"I promise you, darling," he said to Elsa, "that I will come up with a spell in the book about Silvia and Sam, and thanks to this spell, Silvia will be able to control time now and even when you grow up."

"Really?" Elsa asked with a smile.

"Absolutely true," Eddie Todd replied, kissing both daughters on the tops of their heads.

The same evening, Mrs. Todd announced that she was leaving him. She said all the things people say in such situations, something like: "I'm so sorry. It hurts so much. Even more so knowing that I'm causing you pain. Please forgive me."

And he said something like: "I don't understand anything... Why are you doing this? Whose advice is this? What's behind all this..."

The children were in their room and could hear their parents' conversation through the gap under the door. Each of them tightly hugged their dolls - Silvia and Sam - and silently looked at each other, trying not to cry. They understood everything, even though they were still very young.
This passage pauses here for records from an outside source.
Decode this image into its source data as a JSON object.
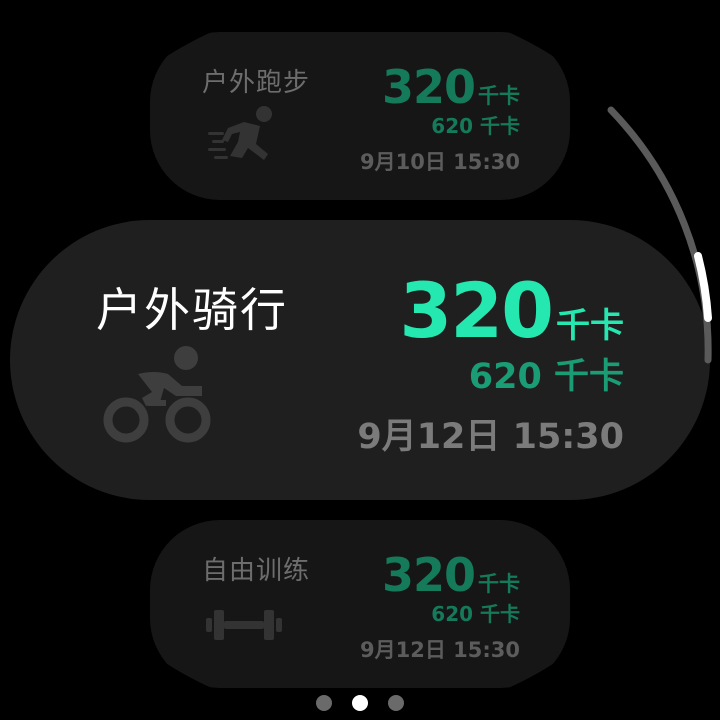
{
  "workouts": [
    {
      "title": "户外跑步",
      "kcal": "320",
      "kcal_unit": "千卡",
      "sub": "620 千卡",
      "date": "9月10日 15:30",
      "icon": "running-icon"
    },
    {
      "title": "户外骑行",
      "kcal": "320",
      "kcal_unit": "千卡",
      "sub": "620 千卡",
      "date": "9月12日 15:30",
      "icon": "cycling-icon"
    },
    {
      "title": "自由训练",
      "kcal": "320",
      "kcal_unit": "千卡",
      "sub": "620 千卡",
      "date": "9月12日 15:30",
      "icon": "dumbbell-icon"
    }
  ],
  "pagination": {
    "total": 3,
    "active_index": 1
  },
  "colors": {
    "accent": "#24e8b0",
    "accent_dim": "#147a5a",
    "card_bg": "#1f1f1f"
  }
}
When the house emptied, just like Mr. Todd's soul did, the man wandered around the rooms for a long time, aimlessly going up to the second floor and coming back down to the first. He smoked a lot, drank a lot of whiskey left over from Independence Day, and cursed a lot. He cursed himself, cursed life, cursed the editor and his wife Emma, cursed farmer O'Neil, and especially cursed Mrs. Todd. He cursed the terrible monster that seemed to follow him everywhere, never for a moment leaving him alone. Finally, Eddie stopped in front of the children's room, leaned his forehead against the door, and tried to hear his daughters' voices, which he now missed so much. Then he turned the doorknob and entered. It was dark in the room, the outlines of the cabinets and beds pressing in on him, as if some unclean force indeed lived inside and under them. The man pressed the switch button, and the light on the ceiling flashed with an almost sunny yellow color. And then he saw two dolls lying on the floor, hugging each other - One-Handed Sam and Silvia.
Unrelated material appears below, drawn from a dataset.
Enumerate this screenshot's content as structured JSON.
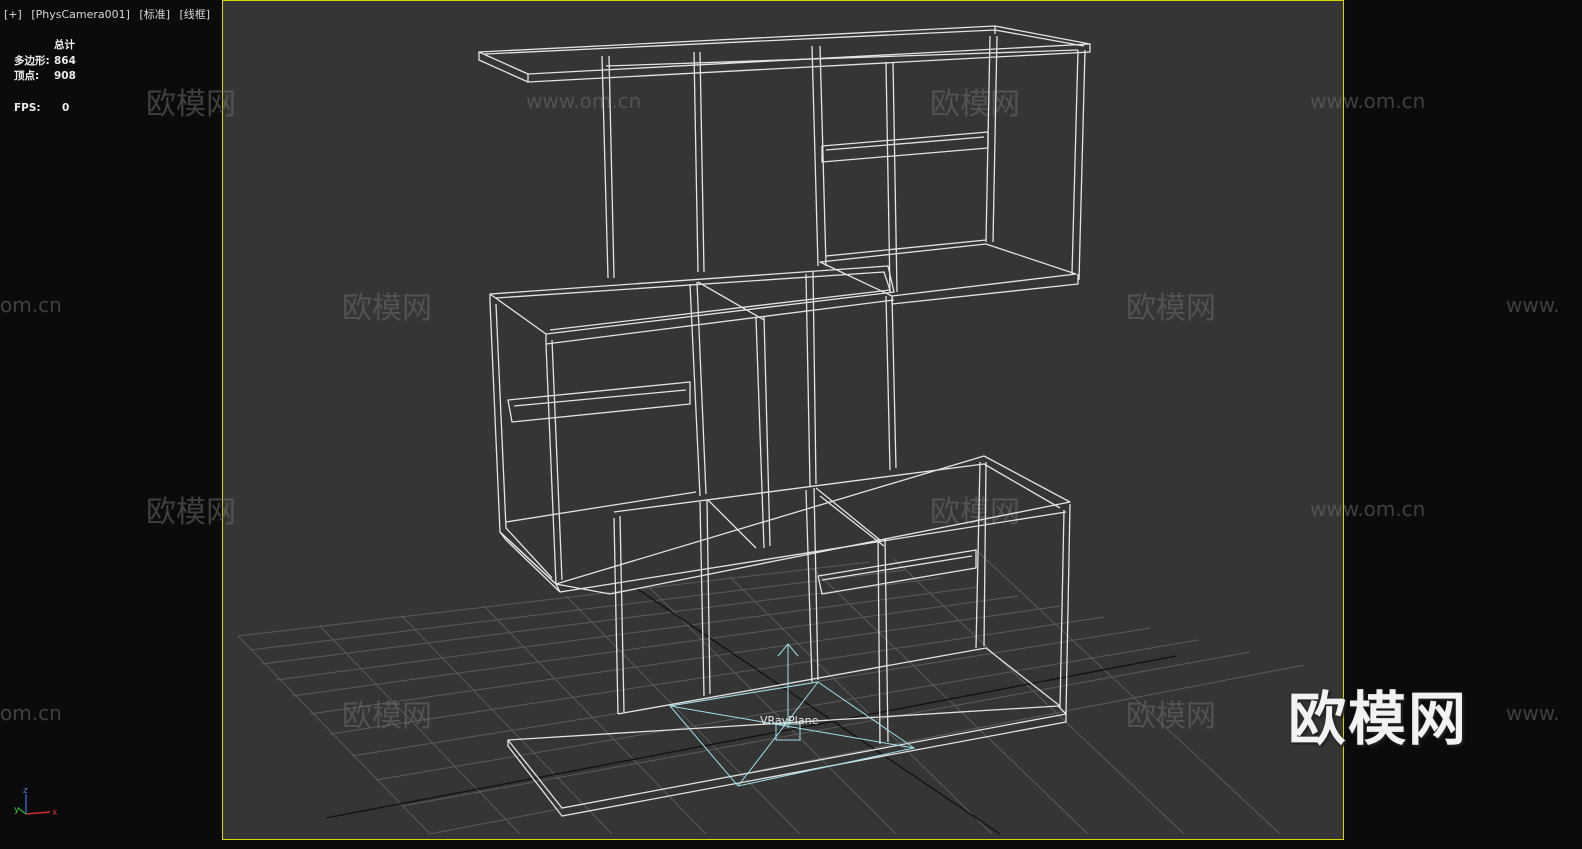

Tears rolled down his hollow cheeks and disappeared into the thick forest of three-day-old stubble. Mr. Todd picked up Sam and Silvia, sat them on the bed, and they both looked at him - at a man who had sunk to the bottom of a deep and ancient lake, like a karst crevice, into darkness, into the unknown, into lifelessness. There, where no life existed, and even the most merciless aquatic predators avoided staying for too long. They stared at him with the buttons of their black eyes, as if assessing him and trying to connect with him, waiting.

The man opened the drawer of the bedside table, among the chaos inside, he eventually found a pair of markers and a half-empty notebook. "Okay," Mr. Todd said with a lump in his throat and sat down opposite the dolls. He rubbed his face with his hands, trying to compose himself. When he looked at the toys again, it suddenly seemed to him that they were much closer to him than he had placed them before.

The writer, now holding his breath, stared at the faces of Silvia and Sam, not paying attention to the Saint Bernard that was lying beside him. And suddenly, for himself, Eddie Todd began:

"Once upon a time, many years ago, in a kingdom at the edge of the Earth, there lived a brave warrior named Sam and his beloved Silvia, who could control time..."

Flagstaff, AZ

July 26, 2023 21:15

You must sign up or log in to submit a comment.


Nicki Nance
01:23 Jul 31, 2023

This is a sweet and poignant story. My favorite scene is one sister jumping with the other because she couldn't hold her still.


03:03 Aug 05, 2023

Thank you very much! I am deeply touched that you were moved by the story!🙏🙏🙏


Show 0 replies
Show 1 reply

Bring your short stories to life

Fuse character, story, and conflict with tools in the Reedsy Book Editor. 100% free.